He continued to play Ranji Trophy till 1977-78. In his penultimate season he bowled in tandem with Doshi to pick up 5 for 67 (his only five-wicket haul) against Haryana. In his last match, against Hyderabad, he batted capably with 40 (out of 197) and 49 (out of 108 for 8). He played a single Duleep Trophy encounter next season against North Zone, scoring 0 and 45.

Post-retirement

After retirement Bose took to journalism, writing for Bengali daily Aajkaal, among others. He was appointed the India manager for the Under-19 World Cup in 2007-08, the year Virat Kohli and his gang of boys won the trophy.

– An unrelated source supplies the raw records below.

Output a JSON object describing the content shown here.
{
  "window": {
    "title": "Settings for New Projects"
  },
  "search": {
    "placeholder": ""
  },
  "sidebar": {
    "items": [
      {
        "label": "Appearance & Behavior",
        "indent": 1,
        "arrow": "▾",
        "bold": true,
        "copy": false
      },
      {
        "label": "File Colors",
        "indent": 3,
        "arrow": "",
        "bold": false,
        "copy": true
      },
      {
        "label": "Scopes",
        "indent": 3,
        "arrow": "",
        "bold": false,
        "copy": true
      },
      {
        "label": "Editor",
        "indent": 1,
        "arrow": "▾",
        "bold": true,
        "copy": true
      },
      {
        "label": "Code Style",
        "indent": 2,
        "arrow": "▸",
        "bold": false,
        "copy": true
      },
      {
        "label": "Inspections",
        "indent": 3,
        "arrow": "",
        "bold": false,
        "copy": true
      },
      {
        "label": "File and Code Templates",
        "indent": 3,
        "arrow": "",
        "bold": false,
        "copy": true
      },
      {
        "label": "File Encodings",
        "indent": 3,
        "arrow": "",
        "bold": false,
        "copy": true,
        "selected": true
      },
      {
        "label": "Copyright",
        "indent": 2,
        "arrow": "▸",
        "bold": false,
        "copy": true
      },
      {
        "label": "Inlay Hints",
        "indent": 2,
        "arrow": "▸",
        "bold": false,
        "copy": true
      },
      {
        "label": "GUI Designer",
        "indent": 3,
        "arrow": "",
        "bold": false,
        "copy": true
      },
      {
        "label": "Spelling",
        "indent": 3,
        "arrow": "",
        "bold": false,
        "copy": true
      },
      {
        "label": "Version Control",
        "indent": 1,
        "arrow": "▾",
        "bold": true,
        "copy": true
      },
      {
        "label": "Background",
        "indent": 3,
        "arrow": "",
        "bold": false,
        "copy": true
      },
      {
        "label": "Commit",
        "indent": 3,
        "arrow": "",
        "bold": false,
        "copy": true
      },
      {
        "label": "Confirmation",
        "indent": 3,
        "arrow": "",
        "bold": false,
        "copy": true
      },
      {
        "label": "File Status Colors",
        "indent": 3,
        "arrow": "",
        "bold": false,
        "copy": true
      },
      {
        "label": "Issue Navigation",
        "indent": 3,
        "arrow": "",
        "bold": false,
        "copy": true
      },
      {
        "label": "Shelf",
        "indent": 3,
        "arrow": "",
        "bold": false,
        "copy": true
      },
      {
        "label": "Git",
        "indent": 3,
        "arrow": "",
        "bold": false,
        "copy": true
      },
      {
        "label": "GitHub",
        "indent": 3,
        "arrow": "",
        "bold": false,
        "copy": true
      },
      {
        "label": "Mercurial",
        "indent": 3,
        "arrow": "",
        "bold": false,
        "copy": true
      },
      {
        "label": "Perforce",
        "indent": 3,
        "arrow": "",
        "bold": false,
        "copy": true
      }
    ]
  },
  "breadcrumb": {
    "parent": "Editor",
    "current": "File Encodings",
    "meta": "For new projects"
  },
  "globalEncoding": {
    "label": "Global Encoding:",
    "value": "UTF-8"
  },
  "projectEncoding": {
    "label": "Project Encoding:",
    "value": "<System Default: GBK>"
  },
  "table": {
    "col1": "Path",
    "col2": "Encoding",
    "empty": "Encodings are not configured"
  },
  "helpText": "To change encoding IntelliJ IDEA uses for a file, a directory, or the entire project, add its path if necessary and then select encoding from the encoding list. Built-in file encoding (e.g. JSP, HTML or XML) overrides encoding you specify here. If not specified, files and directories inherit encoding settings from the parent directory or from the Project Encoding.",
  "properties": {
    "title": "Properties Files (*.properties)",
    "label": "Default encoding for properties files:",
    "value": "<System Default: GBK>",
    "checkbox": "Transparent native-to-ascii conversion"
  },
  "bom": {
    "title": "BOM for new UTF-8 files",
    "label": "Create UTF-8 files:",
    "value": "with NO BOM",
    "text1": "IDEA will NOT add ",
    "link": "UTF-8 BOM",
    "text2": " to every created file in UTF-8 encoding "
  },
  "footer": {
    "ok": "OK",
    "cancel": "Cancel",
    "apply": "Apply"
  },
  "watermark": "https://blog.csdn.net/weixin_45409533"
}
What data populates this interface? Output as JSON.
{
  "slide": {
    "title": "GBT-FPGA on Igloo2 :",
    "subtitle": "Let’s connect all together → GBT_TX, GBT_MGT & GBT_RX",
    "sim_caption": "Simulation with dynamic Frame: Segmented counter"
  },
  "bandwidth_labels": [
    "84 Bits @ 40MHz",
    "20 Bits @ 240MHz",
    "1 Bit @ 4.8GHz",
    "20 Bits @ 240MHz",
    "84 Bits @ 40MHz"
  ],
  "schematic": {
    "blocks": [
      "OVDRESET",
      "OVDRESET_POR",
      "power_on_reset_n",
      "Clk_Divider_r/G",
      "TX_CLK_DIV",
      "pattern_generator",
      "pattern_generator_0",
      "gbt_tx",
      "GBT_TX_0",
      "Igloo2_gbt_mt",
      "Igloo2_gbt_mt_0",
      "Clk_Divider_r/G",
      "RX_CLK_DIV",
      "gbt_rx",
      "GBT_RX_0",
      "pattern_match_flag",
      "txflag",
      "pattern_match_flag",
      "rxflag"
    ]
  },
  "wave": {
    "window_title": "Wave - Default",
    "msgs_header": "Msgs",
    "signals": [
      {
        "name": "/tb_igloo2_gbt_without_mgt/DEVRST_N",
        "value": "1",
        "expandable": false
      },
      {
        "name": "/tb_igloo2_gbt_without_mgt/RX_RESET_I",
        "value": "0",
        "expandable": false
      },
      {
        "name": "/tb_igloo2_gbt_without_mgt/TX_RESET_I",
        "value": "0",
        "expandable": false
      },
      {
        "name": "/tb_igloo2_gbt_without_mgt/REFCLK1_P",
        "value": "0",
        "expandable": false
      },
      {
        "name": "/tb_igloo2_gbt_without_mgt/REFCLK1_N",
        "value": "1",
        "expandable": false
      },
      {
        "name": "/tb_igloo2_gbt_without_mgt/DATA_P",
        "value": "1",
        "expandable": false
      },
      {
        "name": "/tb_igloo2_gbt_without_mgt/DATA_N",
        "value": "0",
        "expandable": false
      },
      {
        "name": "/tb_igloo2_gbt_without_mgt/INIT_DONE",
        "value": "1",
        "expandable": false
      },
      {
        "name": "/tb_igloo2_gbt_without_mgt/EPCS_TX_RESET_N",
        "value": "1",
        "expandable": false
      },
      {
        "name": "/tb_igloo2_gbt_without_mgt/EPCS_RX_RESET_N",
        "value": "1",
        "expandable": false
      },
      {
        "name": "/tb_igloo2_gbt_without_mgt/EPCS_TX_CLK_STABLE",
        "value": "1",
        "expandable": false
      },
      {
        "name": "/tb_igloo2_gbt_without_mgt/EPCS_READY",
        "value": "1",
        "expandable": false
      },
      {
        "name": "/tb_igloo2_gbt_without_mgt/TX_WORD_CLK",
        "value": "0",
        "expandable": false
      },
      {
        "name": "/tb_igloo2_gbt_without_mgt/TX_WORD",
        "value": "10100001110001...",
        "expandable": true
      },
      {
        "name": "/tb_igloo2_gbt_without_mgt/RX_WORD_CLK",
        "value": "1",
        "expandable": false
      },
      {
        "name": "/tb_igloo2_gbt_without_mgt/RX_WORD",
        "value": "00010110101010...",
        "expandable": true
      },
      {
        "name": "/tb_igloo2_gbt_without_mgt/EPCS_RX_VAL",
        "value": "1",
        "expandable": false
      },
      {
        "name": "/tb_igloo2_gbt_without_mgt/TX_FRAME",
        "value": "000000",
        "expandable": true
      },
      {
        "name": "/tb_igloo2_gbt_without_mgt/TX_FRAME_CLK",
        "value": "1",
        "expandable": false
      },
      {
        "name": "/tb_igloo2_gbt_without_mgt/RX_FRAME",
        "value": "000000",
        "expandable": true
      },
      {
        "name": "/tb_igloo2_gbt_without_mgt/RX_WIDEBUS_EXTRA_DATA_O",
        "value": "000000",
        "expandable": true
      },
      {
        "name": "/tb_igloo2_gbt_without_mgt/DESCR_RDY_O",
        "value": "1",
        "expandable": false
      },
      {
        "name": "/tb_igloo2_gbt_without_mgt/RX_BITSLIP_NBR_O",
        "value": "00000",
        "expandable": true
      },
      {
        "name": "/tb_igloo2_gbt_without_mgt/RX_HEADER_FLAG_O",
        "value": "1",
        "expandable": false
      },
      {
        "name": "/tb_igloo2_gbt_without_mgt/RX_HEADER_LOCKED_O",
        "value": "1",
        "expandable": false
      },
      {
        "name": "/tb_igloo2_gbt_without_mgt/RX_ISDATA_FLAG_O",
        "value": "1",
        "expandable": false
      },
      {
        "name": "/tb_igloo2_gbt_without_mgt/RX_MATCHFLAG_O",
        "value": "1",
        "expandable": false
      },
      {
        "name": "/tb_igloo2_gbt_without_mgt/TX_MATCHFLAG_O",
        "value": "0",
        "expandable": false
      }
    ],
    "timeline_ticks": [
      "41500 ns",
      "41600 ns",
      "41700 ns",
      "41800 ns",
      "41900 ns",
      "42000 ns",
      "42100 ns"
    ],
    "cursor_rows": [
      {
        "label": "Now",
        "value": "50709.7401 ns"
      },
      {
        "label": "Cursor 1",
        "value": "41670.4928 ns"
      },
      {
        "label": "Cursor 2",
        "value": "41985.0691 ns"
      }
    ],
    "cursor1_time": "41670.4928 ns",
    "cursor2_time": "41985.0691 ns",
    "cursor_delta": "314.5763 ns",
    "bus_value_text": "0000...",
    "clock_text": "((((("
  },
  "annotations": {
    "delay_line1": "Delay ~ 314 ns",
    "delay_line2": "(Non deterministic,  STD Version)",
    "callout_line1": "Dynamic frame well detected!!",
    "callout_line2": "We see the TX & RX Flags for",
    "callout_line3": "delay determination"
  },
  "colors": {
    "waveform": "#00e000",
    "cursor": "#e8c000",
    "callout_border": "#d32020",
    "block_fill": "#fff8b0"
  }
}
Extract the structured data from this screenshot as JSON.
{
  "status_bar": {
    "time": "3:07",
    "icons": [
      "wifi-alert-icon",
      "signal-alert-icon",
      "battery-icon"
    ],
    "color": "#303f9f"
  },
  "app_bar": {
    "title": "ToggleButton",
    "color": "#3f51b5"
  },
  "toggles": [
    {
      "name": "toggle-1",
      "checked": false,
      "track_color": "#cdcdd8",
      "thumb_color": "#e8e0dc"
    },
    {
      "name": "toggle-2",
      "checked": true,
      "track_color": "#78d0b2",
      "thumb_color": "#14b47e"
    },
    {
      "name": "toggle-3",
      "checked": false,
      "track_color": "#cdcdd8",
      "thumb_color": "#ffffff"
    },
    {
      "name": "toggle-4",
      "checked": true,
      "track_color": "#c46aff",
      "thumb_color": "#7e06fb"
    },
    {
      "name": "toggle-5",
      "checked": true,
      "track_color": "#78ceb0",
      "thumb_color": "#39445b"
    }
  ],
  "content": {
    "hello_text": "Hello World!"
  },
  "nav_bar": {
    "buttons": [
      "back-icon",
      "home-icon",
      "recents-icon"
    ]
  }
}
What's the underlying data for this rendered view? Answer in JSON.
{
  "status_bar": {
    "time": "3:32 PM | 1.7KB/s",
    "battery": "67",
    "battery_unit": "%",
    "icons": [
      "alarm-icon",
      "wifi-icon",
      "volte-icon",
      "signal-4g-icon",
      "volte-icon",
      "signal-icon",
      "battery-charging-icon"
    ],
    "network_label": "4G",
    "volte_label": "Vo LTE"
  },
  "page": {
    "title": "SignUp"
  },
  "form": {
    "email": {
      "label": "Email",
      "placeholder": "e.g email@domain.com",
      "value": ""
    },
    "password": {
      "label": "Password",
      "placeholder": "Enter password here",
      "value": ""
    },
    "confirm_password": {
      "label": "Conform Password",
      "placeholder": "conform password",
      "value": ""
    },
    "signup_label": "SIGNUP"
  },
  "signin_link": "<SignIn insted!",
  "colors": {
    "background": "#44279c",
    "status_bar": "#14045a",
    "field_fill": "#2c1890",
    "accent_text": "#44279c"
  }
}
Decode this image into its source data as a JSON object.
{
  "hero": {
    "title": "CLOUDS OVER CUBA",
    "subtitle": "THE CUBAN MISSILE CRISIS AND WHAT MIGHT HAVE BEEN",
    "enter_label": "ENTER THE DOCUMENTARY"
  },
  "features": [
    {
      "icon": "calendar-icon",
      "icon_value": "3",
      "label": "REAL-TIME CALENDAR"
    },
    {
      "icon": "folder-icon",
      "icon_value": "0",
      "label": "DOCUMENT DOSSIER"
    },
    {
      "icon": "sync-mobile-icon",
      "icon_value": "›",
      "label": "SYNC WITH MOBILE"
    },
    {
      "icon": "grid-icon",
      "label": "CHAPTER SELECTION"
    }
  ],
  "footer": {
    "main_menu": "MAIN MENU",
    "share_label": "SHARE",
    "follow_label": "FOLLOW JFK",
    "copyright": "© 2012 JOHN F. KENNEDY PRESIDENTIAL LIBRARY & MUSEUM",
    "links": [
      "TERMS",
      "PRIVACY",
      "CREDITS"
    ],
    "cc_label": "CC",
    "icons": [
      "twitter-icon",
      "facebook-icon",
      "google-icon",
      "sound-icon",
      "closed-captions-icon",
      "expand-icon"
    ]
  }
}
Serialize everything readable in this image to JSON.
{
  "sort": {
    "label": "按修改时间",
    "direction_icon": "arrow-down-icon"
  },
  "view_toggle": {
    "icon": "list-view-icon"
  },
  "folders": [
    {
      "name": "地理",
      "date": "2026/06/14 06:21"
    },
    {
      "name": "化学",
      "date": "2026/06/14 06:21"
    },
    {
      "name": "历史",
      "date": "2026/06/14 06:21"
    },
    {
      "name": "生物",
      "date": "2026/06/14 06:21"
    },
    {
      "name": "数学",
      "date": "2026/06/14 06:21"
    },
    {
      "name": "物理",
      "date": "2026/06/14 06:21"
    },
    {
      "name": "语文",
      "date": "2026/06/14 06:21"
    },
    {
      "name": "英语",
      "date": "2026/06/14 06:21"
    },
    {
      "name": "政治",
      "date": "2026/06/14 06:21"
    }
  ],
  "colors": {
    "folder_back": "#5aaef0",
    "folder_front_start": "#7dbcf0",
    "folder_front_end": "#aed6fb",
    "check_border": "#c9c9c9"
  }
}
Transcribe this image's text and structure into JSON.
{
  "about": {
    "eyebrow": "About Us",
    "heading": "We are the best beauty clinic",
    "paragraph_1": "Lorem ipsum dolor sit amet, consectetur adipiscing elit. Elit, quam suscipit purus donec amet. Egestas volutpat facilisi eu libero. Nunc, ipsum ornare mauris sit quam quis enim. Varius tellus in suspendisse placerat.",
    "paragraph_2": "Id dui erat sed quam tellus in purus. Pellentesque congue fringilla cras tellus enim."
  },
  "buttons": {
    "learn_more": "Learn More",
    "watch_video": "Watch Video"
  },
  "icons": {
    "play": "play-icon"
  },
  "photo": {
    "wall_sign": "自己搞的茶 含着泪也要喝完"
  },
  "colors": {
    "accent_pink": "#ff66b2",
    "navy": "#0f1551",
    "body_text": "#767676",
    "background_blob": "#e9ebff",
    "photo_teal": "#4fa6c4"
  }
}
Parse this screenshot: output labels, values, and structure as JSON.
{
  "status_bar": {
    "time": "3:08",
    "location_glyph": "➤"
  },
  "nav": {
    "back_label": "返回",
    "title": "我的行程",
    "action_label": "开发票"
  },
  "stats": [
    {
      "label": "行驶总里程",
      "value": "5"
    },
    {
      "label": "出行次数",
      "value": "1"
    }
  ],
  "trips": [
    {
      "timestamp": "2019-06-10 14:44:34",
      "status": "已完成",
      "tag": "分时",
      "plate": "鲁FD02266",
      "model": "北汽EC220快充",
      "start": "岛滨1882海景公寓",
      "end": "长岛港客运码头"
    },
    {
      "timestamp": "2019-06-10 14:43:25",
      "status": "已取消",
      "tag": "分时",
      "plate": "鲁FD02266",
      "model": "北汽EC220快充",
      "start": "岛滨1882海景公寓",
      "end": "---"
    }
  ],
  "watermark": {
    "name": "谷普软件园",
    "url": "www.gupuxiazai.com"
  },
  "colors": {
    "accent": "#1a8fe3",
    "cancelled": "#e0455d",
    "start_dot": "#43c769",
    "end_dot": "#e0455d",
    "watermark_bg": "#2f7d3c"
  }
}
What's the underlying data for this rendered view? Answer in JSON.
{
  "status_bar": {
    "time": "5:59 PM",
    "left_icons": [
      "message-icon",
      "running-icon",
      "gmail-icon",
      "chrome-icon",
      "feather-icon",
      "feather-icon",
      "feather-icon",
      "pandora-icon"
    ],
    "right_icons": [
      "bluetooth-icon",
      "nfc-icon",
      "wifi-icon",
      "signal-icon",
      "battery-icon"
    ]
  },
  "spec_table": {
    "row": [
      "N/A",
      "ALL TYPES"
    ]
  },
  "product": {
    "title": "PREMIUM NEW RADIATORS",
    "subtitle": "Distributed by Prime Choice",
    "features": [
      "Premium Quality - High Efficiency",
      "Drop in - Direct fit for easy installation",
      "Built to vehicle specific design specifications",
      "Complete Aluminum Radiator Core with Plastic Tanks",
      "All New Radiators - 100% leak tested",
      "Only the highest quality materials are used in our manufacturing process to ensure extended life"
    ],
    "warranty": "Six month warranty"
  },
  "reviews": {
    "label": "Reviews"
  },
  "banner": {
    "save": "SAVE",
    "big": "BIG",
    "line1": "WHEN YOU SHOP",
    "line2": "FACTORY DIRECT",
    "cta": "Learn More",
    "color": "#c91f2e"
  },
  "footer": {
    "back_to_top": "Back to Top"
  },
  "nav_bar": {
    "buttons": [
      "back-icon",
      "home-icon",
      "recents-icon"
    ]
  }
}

He was also in the frame of becoming a national selector the following year from east. He was also the Bengal under-19 coach till 2009-10 season. He quit from the post following differences with CAB.

He also became a renowned coach in Kolkata, and is currently the head coach at Cricket Club of Dhakuria. His son Arijit (who spells his surname as Basu — a variant of Bose) scored 101 on First-Class debut against Tripura, but played only 2 more First-Class matches.

In 2016 CAB honoured him with a lifetime achievement award.

(Abhishek Mukherjee is the Deputy Editor and Cricket Historian at CricketCountry. He blogs at http://ovshake.blogspot.in and can be followed on Twitter at http://www.twitter.com/ovshake42)